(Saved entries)
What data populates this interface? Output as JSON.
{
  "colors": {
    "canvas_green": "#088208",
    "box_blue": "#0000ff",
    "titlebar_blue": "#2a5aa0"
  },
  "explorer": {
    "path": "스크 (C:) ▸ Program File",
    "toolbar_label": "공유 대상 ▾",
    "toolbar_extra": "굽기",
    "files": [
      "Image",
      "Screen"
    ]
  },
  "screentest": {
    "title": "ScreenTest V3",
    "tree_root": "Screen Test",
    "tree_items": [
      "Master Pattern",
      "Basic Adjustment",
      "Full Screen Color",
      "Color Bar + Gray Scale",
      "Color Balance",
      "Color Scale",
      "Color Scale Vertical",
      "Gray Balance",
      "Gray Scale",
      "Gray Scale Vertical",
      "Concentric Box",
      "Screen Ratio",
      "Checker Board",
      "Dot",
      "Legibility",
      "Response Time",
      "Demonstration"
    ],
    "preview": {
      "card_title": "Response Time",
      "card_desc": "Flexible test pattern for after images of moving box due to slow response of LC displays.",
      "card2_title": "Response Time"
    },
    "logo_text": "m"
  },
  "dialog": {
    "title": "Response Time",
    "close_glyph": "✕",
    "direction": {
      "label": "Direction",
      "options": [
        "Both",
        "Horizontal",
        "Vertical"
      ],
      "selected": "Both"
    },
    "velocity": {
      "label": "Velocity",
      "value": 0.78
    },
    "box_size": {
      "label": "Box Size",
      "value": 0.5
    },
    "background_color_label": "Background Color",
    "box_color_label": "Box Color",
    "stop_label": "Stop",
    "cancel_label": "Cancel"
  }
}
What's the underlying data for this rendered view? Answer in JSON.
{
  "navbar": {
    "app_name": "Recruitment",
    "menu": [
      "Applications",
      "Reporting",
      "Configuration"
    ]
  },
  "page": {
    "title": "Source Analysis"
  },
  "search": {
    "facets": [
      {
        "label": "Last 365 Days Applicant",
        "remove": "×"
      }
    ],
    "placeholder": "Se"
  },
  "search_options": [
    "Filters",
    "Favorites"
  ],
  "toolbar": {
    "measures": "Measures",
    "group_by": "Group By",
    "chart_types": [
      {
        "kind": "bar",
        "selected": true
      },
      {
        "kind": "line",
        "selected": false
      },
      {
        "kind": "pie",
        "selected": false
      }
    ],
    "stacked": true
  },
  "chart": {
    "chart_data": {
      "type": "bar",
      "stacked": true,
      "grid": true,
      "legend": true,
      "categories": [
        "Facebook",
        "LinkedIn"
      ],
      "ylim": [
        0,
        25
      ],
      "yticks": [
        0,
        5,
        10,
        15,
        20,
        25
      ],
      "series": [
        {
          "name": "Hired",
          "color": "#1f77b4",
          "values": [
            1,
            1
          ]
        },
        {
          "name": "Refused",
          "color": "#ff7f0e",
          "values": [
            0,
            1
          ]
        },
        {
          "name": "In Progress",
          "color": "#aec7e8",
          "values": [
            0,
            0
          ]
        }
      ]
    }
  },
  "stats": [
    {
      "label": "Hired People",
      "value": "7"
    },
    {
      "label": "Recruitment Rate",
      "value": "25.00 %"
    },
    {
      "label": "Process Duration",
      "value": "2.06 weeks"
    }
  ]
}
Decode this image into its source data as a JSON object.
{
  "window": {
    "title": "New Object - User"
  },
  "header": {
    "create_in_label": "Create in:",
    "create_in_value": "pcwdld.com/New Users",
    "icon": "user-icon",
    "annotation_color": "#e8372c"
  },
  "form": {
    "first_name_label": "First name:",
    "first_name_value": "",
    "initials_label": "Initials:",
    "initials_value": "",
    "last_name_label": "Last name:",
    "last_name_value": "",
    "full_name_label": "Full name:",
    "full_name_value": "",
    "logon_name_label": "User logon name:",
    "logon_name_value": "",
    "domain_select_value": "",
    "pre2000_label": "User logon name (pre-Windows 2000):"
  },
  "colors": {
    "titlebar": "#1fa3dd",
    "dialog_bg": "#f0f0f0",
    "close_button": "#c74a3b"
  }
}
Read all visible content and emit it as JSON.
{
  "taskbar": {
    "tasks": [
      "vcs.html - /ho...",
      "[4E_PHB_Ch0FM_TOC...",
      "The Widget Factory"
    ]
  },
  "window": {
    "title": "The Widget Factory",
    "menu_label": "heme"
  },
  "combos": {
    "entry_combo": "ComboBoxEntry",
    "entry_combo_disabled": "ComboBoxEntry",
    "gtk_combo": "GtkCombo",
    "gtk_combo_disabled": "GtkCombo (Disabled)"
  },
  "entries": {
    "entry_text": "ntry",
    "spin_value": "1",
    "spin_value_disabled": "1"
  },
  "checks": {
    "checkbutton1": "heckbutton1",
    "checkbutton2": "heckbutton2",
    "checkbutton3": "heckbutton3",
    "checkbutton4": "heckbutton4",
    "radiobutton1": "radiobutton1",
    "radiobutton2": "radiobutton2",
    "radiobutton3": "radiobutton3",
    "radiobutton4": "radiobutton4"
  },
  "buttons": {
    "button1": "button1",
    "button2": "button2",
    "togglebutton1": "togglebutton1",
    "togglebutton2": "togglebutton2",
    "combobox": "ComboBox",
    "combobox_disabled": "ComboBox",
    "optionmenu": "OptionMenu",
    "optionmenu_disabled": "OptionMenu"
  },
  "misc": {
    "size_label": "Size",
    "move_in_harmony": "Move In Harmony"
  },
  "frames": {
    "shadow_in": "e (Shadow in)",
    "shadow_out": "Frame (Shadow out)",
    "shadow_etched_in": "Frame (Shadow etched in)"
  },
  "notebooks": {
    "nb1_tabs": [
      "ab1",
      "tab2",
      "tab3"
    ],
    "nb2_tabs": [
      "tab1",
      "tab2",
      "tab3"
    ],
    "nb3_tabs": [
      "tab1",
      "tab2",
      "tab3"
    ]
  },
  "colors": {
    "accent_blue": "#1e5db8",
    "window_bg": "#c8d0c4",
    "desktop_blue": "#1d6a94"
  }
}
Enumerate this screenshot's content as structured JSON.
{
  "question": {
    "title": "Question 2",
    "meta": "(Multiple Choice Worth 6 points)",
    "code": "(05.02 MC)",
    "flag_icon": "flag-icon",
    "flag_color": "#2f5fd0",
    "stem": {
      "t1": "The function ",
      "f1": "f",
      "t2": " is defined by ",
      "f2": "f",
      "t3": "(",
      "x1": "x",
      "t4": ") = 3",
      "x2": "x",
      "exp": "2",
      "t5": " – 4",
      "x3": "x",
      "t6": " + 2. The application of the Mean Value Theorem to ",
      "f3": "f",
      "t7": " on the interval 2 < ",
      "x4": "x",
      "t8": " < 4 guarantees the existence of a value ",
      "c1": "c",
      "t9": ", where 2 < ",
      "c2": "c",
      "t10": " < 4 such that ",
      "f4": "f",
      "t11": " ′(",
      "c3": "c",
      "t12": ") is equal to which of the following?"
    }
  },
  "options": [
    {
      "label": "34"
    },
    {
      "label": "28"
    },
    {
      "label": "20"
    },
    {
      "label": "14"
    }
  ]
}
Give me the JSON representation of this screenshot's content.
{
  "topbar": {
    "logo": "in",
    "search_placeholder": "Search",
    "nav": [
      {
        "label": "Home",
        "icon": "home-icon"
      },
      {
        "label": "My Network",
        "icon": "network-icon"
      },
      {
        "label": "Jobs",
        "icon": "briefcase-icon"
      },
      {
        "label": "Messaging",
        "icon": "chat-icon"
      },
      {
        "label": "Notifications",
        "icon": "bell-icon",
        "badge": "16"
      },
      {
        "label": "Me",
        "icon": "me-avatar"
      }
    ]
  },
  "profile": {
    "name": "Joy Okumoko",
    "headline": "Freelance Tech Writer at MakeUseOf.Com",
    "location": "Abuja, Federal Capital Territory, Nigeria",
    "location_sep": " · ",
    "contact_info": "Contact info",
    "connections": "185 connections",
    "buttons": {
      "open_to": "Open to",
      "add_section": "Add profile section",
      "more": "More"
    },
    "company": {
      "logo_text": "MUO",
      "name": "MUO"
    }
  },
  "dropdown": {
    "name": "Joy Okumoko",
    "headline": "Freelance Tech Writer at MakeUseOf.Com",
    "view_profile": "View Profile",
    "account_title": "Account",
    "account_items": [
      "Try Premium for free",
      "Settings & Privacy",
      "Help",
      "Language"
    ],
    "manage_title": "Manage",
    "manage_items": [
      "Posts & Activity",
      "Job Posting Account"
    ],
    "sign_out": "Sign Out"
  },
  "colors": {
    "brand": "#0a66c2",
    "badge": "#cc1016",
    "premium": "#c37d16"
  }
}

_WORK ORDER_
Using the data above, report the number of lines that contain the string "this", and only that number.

_YOUR SOLUTION_
5